One exciting example at UW
Madison is a breast cancer diagnosis
and prognosis tool developed by UW
Madison computer sciences
professor Olvi Mangasarian and Medical School c
olleagues. The
data mining program analyzes tumor size and fine
needle aspirate
samples to estimate cancer
free periods for patients. The program
recently mined a National Cancer Institute database of more than
40,000 breast cancer patients, helping the pr
ogram achieve more
reliable results. The goal is to provide a non
invasive option for
prognosis. Patients currently have to undergo a painful removal of
lymph nodes under their arm to receive an accurate prognosis,
said Mangasarian.

SIGKDD Explorations
. Copyright

1999 ACM SIGKDD, June 1999.

Volume 1, Issue 1


Ramakrishnan plans to e
xploit systematic data evolution to
achieve significant performance improvements in incremental
maintenance of data mining models, and to "monitor" the changes
in data characteristics as the database evolves. As organizations
collect and maintain ever
er data sets over time, describing
operations conducted at several locations, they want to know how
trends evolve over time and how trends vary by location.

Ramakrishnan will investigate efficient algorithms for the
answering these questions. In developing

algorithms, the
approach will be to consider how these algorithms impact the
underlying data management systems, and how they can benefit
from existing query processing capabilities.

Naughton's principal interest in data mining is to study how
database systems such as Microsoft SQL
Server and
OLAP tools such as Microsoft Plato can be more tightly
integrated with data mining techniques. Among the tasks to be
considered are (a) how can the existing capabilities of systems
like SQL
server and Plat
o be exploited for data mining purposes,
(b) how can systems like SQL
server and Plato be extended to
better support data Mining, and (c) how can the results of a data

mining session be incorporated back into these systems to enable
further interactive ana

Mangasarian plans to work on generalized support vector
machines (GSVMs) which are key to data discrimination in very
high dimensional feature spaces that cannot easily be handled by
other techniques. GSVMs separate data by a very general
surface induced by an arbitrary kernel and simplified by
parameter suppression. Linear programming chunking and
successive overrelaxation algorithms for massive data
discrimination will be further extended beyond the 10
datasets currently processed
. These approaches will be applied to
various datasets and particularly to medical ones such as the
National Cancer Institute SEER Database of over 40,000 breast
cancer cases which has already been mined for practical survival

Ferris plans to effic
iently use vast amounts of computing
resources to solve very large
scale mathematical programs
generated by data mining problems. The principal aim of his
research has been the development of tools that enable
applications experts to formulate and solve su
ch optimization
problems on a metacomputer.
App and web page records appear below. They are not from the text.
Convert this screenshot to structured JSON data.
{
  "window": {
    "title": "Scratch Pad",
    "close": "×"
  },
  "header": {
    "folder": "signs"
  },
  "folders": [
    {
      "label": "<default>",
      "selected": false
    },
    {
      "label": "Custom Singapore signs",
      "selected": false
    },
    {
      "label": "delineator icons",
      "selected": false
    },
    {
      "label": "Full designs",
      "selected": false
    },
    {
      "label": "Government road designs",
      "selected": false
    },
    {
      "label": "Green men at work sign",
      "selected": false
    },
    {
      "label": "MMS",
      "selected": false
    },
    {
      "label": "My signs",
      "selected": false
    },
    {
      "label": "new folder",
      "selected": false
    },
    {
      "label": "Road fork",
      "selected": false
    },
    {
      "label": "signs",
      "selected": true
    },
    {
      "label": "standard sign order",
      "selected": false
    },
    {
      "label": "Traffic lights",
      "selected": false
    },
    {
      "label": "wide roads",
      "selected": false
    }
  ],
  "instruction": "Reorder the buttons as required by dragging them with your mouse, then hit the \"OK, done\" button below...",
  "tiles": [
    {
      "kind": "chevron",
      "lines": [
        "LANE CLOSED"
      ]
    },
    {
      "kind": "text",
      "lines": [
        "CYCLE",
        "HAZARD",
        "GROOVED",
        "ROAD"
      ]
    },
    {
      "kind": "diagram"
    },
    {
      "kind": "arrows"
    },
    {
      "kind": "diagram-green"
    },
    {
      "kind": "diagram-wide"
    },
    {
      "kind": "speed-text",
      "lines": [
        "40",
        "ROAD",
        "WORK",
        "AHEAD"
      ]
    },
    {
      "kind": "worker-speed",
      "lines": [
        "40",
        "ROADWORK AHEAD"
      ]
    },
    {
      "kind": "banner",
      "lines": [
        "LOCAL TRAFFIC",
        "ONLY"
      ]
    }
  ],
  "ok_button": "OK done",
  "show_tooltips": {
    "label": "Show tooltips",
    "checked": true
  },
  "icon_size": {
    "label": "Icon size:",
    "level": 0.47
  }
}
In order to make many optimization
techniques practical, they need to be carried out in parallel.

Rather than require a large parallel computer, Ferris will utilize
metacomputer, a confederation of heterogeneous
resources including, but not limited to, supercomputers,
workstations, and specialized machines connected through a
network. The tool developed for concurrently solving
optimization problems exploits one vast, and largely untapped,
part of this
metacomputer, a pool of pre
existing, “off
workstations via Condor. Ferris also plans to work on modeling
languages such as GAMS and AMPL in conjunction with the
Condor distributed computing system to solve extremely large
data mining problems.


Advanced Course on Machine Learning
and Applications at ACAI’99

submitted by: George Paliouras


Advanced Course at Artificial Intelligence 1999 (ACAI '99) on
Machine Learning and Applicati
ons, Chania, Greece, 5
16 July

IEEE Intelligent Systems Special Issue

submitted by: Se June Hong


IEEE Intelligent Systems magazine is planning a special issue on
data mining in late 1999. The special issue will featur
e papers on
data mining techniques with emphasis on practical usefulness,
scalability, and capability to handle noisy data. Intelligent
Systems solicits papers on real applications based on data mining
techniques: The domain of application can be scientifi
c, business,
or industry.